→ What this task involves: An exact, complete printout of the listing is wanted, minus its images.
*** Opening Input ***
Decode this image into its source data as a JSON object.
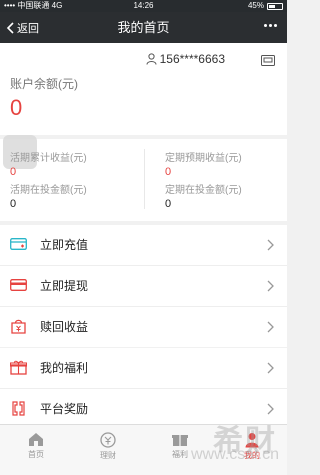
{
  "status_bar": {
    "carrier": "•••• 中国联通",
    "network": "4G",
    "time": "14:26",
    "battery": "45%"
  },
  "nav": {
    "back_label": "返回",
    "title": "我的首页"
  },
  "account": {
    "phone": "156****6663",
    "balance_label": "账户余额(元)",
    "balance_value": "0"
  },
  "stats": {
    "current_income_label": "活期累计收益(元)",
    "current_income_value": "0",
    "fixed_expected_label": "定期预期收益(元)",
    "fixed_expected_value": "0",
    "current_invest_label": "活期在投金额(元)",
    "current_invest_value": "0",
    "fixed_invest_label": "定期在投金额(元)",
    "fixed_invest_value": "0"
  },
  "menu_group1": [
    {
      "label": "立即充值",
      "icon": "recharge-card-icon"
    },
    {
      "label": "立即提现",
      "icon": "withdraw-card-icon"
    },
    {
      "label": "赎回收益",
      "icon": "redeem-bag-icon"
    }
  ],
  "menu_group2": [
    {
      "label": "我的福利",
      "icon": "gift-icon"
    },
    {
      "label": "平台奖励",
      "icon": "reward-icon"
    }
  ],
  "tabs": [
    {
      "label": "首页",
      "icon": "home-icon"
    },
    {
      "label": "理财",
      "icon": "finance-icon"
    },
    {
      "label": "福利",
      "icon": "gift-tab-icon"
    },
    {
      "label": "我的",
      "icon": "user-icon",
      "active": true
    }
  ],
  "watermark": {
    "text": "希财",
    "url": "www.csai.cn"
  },
  "colors": {
    "accent": "#e64340",
    "navbar": "#2b2e31"
  }
}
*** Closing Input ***
→ Task response:
Decode this image into its source data as a JSON object.
{
  "status_bar": {
    "carrier": "•••• 中国联通",
    "network": "4G",
    "time": "14:26",
    "battery": "45%"
  },
  "nav": {
    "back_label": "返回",
    "title": "我的首页"
  },
  "account": {
    "phone": "156****6663",
    "balance_label": "账户余额(元)",
    "balance_value": "0"
  },
  "stats": {
    "current_income_label": "活期累计收益(元)",
    "current_income_value": "0",
    "fixed_expected_label": "定期预期收益(元)",
    "fixed_expected_value": "0",
    "current_invest_label": "活期在投金额(元)",
    "current_invest_value": "0",
    "fixed_invest_label": "定期在投金额(元)",
    "fixed_invest_value": "0"
  },
  "menu_group1": [
    {
      "label": "立即充值",
      "icon": "recharge-card-icon"
    },
    {
      "label": "立即提现",
      "icon": "withdraw-card-icon"
    },
    {
      "label": "赎回收益",
      "icon": "redeem-bag-icon"
    }
  ],
  "menu_group2": [
    {
      "label": "我的福利",
      "icon": "gift-icon"
    },
    {
      "label": "平台奖励",
      "icon": "reward-icon"
    }
  ],
  "tabs": [
    {
      "label": "首页",
      "icon": "home-icon"
    },
    {
      "label": "理财",
      "icon": "finance-icon"
    },
    {
      "label": "福利",
      "icon": "gift-tab-icon"
    },
    {
      "label": "我的",
      "icon": "user-icon",
      "active": true
    }
  ],
  "watermark": {
    "text": "希财",
    "url": "www.csai.cn"
  },
  "colors": {
    "accent": "#e64340",
    "navbar": "#2b2e31"
  }
}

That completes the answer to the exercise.